audio review : For The Fkn Love ( album ) … Arrested Development

audio review : For The Fkn love ( album ) ... Arrested Development

The abbreviation in the title is silly; Effin would’ve been a more appropriate edit; but the worst thing about this album are the “Configa” tags that start nearly every song. He’s a damn good producer; this is vintage hip-hop that could’ve come out any time since the 3 Years 5 Months And 2 Days it took for Arrested Development to enter the world stage; but the constant credits give the set a sloppy mixtape feel.

Those beats are also the best thing about the album. Speech remains a pro-black poet; guest verses from rap veterans like Monie Love, Masta Ace and Big Daddy Kane come as nostalgic surprises; but it’s only when he stumbles upon a catchy chorus that we’re reminded why we fell in Fkn Love with his group in the first place. Highlights include We Are Not In Kansas, Where Lions Roam, Do It Up and Yes Always.

my rating : 3 of 5


audio review : Zingalamaduni ( album ) … Arrested Development

audio review : Zingalamaduni ( album ) ... Arrested Development

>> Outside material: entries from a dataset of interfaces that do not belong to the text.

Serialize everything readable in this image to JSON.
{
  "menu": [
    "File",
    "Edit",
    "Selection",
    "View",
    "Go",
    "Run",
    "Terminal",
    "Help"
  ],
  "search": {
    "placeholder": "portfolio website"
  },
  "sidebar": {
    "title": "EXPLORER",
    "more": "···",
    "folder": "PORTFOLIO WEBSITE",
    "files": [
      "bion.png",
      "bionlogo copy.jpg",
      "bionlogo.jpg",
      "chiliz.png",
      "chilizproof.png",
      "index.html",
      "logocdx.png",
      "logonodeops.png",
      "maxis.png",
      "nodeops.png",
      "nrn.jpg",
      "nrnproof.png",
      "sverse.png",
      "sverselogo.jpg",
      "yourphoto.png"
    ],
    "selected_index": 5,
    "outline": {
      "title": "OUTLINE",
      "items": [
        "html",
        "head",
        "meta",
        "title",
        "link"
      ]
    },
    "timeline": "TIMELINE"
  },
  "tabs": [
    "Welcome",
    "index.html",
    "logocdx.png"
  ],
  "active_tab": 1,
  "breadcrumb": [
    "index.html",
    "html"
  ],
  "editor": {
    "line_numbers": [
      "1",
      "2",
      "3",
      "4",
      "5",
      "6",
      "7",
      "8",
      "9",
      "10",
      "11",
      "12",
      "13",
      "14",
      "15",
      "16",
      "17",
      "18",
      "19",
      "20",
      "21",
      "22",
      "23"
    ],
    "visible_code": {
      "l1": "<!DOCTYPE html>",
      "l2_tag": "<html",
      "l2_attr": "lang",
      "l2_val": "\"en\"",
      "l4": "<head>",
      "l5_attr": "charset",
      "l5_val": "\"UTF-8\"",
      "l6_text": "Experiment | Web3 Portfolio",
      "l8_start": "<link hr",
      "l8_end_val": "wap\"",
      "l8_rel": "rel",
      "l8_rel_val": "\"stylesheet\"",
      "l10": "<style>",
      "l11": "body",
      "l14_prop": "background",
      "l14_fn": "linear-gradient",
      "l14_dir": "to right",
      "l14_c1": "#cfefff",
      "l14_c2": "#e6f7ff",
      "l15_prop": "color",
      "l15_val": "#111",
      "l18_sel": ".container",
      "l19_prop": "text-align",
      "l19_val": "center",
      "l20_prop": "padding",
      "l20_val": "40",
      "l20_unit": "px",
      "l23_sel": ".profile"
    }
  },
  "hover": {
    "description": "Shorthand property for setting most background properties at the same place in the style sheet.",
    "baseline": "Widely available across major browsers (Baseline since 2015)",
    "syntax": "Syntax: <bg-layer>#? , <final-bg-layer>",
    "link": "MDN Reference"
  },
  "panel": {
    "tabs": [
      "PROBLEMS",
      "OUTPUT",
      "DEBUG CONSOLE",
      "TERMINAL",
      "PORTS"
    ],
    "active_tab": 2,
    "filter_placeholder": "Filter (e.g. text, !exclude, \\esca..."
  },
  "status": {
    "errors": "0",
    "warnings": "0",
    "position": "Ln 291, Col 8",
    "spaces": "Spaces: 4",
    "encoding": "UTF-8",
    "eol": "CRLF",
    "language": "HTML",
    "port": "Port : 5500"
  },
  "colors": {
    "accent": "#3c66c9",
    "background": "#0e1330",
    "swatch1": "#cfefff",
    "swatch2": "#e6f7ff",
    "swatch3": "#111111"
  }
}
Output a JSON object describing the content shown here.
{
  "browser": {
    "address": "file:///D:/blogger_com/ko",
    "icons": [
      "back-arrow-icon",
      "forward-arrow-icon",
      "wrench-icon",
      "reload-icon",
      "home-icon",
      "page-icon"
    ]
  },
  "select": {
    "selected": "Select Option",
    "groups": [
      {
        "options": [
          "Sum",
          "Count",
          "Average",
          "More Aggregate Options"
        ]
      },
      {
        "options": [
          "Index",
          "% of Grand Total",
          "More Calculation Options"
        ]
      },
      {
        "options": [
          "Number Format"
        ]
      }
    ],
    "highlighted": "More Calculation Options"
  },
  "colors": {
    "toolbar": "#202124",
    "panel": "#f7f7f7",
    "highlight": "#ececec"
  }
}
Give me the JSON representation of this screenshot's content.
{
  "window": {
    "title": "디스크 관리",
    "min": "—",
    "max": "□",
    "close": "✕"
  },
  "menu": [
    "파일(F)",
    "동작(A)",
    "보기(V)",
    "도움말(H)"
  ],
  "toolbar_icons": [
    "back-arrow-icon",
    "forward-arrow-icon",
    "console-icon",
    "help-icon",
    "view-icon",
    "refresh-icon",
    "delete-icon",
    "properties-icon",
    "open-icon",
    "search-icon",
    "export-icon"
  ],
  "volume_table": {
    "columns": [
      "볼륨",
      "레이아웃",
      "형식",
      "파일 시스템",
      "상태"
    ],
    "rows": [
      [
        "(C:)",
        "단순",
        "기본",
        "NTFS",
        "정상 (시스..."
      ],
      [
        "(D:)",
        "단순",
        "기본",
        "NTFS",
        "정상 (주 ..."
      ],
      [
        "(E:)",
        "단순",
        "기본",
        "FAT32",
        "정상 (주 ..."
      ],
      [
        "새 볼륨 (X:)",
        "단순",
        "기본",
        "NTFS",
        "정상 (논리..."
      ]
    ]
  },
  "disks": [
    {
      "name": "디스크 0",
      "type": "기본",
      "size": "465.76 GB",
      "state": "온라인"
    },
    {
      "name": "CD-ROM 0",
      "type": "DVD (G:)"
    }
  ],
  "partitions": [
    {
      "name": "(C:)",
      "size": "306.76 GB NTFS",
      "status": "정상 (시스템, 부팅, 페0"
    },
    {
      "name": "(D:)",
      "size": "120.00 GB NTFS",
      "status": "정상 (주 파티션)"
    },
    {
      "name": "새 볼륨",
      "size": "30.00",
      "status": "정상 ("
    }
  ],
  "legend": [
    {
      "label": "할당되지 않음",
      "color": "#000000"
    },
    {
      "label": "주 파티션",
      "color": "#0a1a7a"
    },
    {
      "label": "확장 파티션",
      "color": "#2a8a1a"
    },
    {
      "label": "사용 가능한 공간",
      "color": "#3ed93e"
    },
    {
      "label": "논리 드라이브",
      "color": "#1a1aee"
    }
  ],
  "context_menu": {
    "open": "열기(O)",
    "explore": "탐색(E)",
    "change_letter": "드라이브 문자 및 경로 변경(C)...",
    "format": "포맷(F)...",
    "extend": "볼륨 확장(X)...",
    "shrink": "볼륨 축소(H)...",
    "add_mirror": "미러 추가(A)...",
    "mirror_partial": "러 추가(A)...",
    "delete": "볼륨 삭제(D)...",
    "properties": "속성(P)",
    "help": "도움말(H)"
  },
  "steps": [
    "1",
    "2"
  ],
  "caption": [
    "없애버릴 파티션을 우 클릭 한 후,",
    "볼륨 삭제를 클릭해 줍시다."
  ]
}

You don’t have to be an advocate for Africa in order to appreciate Arrested Development. Their main objective is to uplift African people, yes, but they do it with music that’s catchy and charming enough to appeal to all races. “It’s not just race,” Speech declares on the United Minds starter song, “We’re all in this together.” That is perhaps what inspires the title; a Swahilian term he says means “a beehive of culture”.

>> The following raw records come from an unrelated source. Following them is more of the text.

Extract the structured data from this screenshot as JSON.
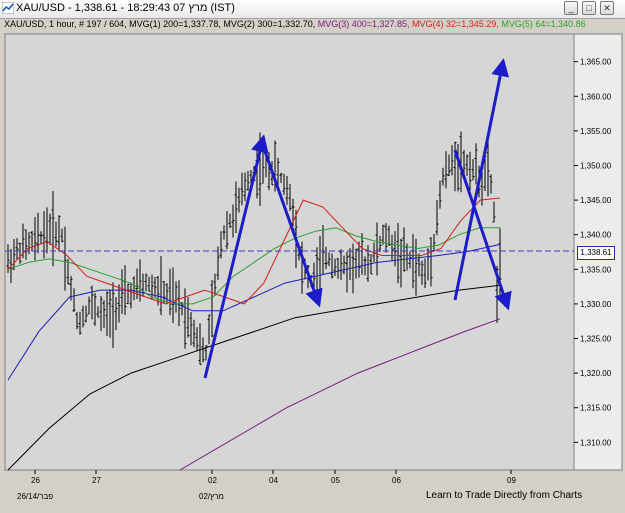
{
  "window": {
    "title": "XAU/USD - 1,338.61 - 18:29:43  07 מרץ (IST)",
    "buttons": {
      "minimize": "_",
      "maximize": "□",
      "close": "✕"
    }
  },
  "infobar": {
    "symbol": "XAU/USD",
    "timeframe": ", 1 hour, # 197 / 604,",
    "ma1": " MVG(1) 200=1,337.78,",
    "ma2": " MVG(2) 300=1,332.70,",
    "ma3": " MVG(3) 400=1,327.85,",
    "ma4": " MVG(4) 32=1,345.29,",
    "ma5": " MVG(5) 64=1,340.86"
  },
  "colors": {
    "ma1": "#1d1dbf",
    "ma2": "#000000",
    "ma3": "#7a1a7a",
    "ma4": "#d21e1e",
    "ma5": "#2aa02a",
    "arrows": "#1c1cc8",
    "plot_bg": "#d8d8d8"
  },
  "chart_data": {
    "type": "ohlc",
    "current_price": "1,338.61",
    "y_ticks": [
      "1,365.00",
      "1,360.00",
      "1,355.00",
      "1,350.00",
      "1,345.00",
      "1,340.00",
      "1,335.00",
      "1,330.00",
      "1,325.00",
      "1,320.00",
      "1,315.00",
      "1,310.00"
    ],
    "x_ticks": [
      "26",
      "27",
      "02",
      "04",
      "05",
      "06",
      "09"
    ],
    "ylim": [
      1306,
      1369
    ],
    "ma_curves": {
      "ma4_32": [
        1335,
        1338,
        1339,
        1337,
        1334,
        1333,
        1332,
        1331,
        1330,
        1331,
        1332,
        1331,
        1330,
        1333,
        1339,
        1345,
        1344,
        1341,
        1338,
        1337,
        1337,
        1337,
        1338,
        1342,
        1345,
        1345.3
      ],
      "ma5_64": [
        1335,
        1336,
        1336.5,
        1336,
        1335,
        1334,
        1333,
        1331,
        1330,
        1330,
        1331,
        1334,
        1336,
        1338,
        1339.5,
        1340.5,
        1341,
        1339.8,
        1339,
        1338.5,
        1338,
        1338.5,
        1340,
        1341,
        1341
      ],
      "ma1_200": [
        1319,
        1326,
        1331,
        1332,
        1332,
        1331,
        1329,
        1329,
        1331,
        1333,
        1334,
        1335,
        1336,
        1336.5,
        1337,
        1337.6,
        1338.6
      ],
      "ma2_300": [
        1306,
        1312,
        1317,
        1320,
        1322,
        1324,
        1326,
        1328,
        1329,
        1330,
        1331,
        1332,
        1332.7
      ],
      "ma3_400": [
        1306,
        1309,
        1312,
        1315,
        1317.5,
        1320,
        1322,
        1324,
        1326,
        1327.85
      ]
    },
    "annotations": "Five blue trend arrows drawn on the chart"
  },
  "footer": {
    "date_left": "26/14/פבר",
    "date_mid": "02/מרץ",
    "learn_link": "Learn to Trade Directly from Charts"
  }
}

This is the group’s second album, not including their MTV Unplugged set, and it’s considerably better than the first. The production, while still packed with stereophonic quirks and spur-of-the-moment ad-libs, is less frantic and more focused; the vocals more melodic. When Speech’s singy raps go back and forth with the (black) female voices of his sidekicks over a hip-hop soul groove, you can’t help but vibe to it.

There’s an unnecessary FM radio concept started on Baba Oje’s prelude. The fictional station is called WMFW for We Must Fight (And) Win. Having two unrelated songs with titles that both start with “United” as close to each other as they are makes for a somewhat awkward playlist. Those are relatively minor offenses though on a hip-hop album in which almost every song is musically, perhaps culturally, delightful.

my rating : 4 of 5